He ran his blade along the sides of each of halves, trimming off  undesirable product. Then, starting at the base, angling the knife down slightly, he cut the thick outer skin away from the softer pink flesh of interior. The skin came free easily in one piece, with barely any meat left dangling from it. He held it up and admired it’s scaled surface for a moment before dropping it into the waste to join the head and spine.

Laying the side flat he straightened the now cleaned flesh and began to carefully slice it into fillets, taking time to weigh each to check his precision. Once done he wrapped the portions in plastic for the service tonight. Twelve in all, not bad, and four still from the night before. He cleared the steel table off and washed it down. As he was drying it off he wondered how many that came tonight would acknowledge or, even know that their meal was once part of a whole thing.

He doubted most of them would care.

I’m A Big Boy Now

Today is one of those days that my employers have decided to engage in the semi-annual event of letting me run a dinner shift. This happens at irregular intervals, usually when they are either bored, or stuck in a bad position schedule wise. I can’t decide whether I should find this  irritating, insulting, or mildly amusing. After ten years of taking part of the same grind, you would think that they would have a little more confidence in me.


My view of the world most days for the past, way too many years

Let us just take a moment to review my qualifications:

At the age of eighteen I enrolled in vocational training for the culinary arts 1. For the larger part of my life I have been employed in the food service industry, starting once again in my teenage years as a busser2, moving up and through the ranks of floor staff. There were few attempts to break away from the restaurant life but mostly they were short-lived and ultimately just wound up with me getting frustrated and taking some menial job in food service to lay low for a while.
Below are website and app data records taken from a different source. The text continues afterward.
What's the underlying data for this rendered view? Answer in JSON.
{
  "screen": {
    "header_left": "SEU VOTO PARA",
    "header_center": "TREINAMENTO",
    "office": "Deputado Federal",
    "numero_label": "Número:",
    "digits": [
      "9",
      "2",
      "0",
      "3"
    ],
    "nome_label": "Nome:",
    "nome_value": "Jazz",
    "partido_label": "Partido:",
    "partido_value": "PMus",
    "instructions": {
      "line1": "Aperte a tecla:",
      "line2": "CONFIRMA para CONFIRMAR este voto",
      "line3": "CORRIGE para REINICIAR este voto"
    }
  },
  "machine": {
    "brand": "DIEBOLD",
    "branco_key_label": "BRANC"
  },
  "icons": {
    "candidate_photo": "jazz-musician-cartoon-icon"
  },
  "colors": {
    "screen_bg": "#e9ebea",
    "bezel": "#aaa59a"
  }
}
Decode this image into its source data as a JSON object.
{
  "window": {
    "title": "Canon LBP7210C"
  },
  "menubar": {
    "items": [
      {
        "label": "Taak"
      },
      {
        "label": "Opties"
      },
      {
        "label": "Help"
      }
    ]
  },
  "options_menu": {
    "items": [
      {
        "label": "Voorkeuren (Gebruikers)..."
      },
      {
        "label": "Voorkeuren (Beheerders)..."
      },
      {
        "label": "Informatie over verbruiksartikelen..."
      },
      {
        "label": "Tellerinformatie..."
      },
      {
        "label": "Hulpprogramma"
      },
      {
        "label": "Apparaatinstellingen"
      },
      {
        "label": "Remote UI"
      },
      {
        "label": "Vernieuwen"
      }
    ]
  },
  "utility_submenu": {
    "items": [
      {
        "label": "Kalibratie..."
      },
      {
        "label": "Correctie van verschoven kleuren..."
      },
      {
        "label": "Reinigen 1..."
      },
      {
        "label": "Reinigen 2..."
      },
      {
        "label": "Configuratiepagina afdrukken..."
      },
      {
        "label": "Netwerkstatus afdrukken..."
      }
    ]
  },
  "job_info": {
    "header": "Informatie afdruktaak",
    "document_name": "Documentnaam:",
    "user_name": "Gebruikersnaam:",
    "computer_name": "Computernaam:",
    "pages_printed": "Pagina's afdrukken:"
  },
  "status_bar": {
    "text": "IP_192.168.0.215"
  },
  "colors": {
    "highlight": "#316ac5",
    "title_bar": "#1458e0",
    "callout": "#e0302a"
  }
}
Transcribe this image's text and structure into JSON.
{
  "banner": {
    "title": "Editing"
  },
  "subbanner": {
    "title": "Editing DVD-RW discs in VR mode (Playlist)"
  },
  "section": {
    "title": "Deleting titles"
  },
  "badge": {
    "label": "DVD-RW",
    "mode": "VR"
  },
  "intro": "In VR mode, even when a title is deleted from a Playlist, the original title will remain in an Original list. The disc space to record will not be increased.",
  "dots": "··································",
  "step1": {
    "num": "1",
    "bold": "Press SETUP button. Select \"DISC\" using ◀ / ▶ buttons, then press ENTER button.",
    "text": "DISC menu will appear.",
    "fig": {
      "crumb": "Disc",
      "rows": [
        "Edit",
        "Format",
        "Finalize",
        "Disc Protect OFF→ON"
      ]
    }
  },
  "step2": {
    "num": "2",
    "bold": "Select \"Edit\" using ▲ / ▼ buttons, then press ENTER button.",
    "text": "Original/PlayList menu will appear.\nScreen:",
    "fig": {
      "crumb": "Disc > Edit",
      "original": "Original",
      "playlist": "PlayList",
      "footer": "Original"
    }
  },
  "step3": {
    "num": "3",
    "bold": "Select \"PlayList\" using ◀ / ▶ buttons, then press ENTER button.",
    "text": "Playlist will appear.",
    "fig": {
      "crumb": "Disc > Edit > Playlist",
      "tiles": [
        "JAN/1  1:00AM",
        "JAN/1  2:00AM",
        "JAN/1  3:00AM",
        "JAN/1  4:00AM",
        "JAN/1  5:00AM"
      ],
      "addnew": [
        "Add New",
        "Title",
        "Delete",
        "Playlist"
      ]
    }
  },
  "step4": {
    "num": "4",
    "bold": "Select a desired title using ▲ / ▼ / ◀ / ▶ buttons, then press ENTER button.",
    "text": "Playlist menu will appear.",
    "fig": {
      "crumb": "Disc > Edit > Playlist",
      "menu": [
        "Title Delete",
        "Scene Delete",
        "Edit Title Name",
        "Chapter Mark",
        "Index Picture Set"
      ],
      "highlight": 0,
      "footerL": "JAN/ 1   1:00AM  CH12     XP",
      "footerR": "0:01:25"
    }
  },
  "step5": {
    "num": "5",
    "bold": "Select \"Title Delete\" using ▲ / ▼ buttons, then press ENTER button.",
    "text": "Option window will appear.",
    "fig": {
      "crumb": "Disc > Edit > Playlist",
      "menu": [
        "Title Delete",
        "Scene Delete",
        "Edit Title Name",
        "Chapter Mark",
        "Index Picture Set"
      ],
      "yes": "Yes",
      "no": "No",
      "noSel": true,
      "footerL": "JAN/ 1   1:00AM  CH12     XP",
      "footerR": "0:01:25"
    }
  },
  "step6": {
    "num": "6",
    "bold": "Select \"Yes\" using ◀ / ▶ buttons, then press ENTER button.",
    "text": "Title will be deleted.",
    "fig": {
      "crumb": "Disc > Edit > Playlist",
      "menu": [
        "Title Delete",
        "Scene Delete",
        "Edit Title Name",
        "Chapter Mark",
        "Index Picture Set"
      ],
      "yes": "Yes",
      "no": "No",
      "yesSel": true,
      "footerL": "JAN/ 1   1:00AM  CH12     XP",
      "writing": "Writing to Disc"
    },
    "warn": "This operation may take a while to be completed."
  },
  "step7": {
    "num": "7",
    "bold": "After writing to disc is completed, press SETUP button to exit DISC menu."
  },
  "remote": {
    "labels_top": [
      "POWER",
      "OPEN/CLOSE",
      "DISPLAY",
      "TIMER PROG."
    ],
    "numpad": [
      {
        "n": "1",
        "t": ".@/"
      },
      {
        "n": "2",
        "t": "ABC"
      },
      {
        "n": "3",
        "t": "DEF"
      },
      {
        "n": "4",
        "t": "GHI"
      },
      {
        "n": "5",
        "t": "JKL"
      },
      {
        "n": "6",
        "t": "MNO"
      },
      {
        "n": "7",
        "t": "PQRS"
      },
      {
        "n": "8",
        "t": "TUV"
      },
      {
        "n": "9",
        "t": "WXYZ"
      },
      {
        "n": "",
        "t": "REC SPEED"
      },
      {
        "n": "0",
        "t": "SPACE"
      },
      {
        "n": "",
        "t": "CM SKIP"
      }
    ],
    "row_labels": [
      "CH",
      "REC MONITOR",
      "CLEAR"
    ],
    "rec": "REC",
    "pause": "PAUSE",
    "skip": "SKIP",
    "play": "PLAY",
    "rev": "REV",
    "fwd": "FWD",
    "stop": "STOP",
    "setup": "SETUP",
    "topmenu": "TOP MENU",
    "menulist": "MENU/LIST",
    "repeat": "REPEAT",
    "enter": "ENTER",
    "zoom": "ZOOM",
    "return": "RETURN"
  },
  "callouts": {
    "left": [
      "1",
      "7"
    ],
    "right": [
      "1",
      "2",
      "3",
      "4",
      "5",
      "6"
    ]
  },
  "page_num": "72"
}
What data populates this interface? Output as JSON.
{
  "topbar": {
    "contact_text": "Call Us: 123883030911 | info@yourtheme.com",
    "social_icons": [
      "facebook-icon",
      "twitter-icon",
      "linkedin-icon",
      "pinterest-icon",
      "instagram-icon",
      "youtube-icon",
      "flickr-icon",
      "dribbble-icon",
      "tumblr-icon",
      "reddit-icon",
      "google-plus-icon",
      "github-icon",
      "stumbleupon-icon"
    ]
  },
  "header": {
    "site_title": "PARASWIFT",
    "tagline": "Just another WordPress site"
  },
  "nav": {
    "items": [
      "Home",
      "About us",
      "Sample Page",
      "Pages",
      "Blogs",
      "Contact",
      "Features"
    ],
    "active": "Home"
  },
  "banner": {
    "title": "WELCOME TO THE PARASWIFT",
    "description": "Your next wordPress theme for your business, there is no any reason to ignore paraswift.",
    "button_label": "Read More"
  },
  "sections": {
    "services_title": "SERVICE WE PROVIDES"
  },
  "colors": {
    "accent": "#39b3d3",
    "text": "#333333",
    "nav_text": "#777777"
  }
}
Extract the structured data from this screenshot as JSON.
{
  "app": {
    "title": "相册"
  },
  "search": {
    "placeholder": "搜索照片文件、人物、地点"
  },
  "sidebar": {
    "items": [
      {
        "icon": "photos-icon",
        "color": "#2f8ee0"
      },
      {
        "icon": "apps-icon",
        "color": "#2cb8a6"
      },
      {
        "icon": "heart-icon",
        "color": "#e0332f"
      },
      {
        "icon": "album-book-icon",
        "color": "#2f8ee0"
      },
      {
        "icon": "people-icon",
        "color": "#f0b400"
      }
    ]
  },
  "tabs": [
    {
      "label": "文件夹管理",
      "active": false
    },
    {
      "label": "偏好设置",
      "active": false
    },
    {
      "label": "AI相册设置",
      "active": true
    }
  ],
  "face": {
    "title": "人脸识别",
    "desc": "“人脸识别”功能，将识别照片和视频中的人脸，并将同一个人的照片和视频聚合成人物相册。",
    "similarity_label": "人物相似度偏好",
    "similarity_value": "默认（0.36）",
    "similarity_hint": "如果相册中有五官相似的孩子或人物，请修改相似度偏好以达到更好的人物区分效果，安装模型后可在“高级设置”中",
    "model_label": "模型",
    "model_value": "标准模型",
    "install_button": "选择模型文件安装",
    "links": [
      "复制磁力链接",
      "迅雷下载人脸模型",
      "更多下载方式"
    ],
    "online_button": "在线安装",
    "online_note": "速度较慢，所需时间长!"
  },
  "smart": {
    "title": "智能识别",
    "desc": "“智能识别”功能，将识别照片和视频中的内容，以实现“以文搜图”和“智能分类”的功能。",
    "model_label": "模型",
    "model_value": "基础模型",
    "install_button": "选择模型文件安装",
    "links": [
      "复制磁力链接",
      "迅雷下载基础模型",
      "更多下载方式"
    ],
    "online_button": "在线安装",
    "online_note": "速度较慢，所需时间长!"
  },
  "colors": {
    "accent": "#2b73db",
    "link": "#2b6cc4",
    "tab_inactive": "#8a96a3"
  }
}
At some point in my early twenties I began an illustrious series of jobs as a short order cook working a flat top grill and a bank of deep fryers, banging out cheese steaks and chicken wings for people so drunk they couldn’t even pronounce “chicken wings” if you put a gun to their head. I eventually graduated to the majors by spending a couple of years as a line cook at an Asian fusion joint; a line that I wound up being in charge of after two years of applying little more than common sense and a smidgen3 of organization to what I do. After getting bored with having topped out so quickly I finagled a job at a higher volume place, where it took little time for me to work my way up the line and today I am still employed as a linesman there.

The bulk of what I do everyday is operate a grill, and do the finishing work on the plates as they come off the line. I have been doing this job for the majority of my shifts the better part of a decade now. There are two people directly ahead of me on the schedule who do the bulk of saute work and are generally considered to be “in charge”4. They are very capable at their jobs and there are only a few areas in which I have a bit more expertise5. In the meantime I have been wasting away forgetting more about managing a kitchen than I have managed to learn during my current term of service.

Never the less today we conduct again the great experiment to see if we once again get the same results; well cooked food, reasonable ticket times, an organized staff, and satisfied customers, that we always do in these cases.

Wish me luck.

  1. Mostly due to the fact that it was the only way I was going to graduate high school, largely due to a lack of interest, otherwise. 
  2. Technically my first job tittle was “Nacho Boy” but that just doesn’t look good on a resume. 
  3. A smidgen is an extremely precise measurement used only by the most skilled culinarians.6 
  4.  I too am technically am in the ranks of supervisor but have at this point opted out of most of the day-to-day decisions because I have found that the other two are capable of contradicting each other’s directives without my assistance. 
  5. Such as showing up to work on time, and not freaking out on people. 
  6. Back off man, I’m a professional.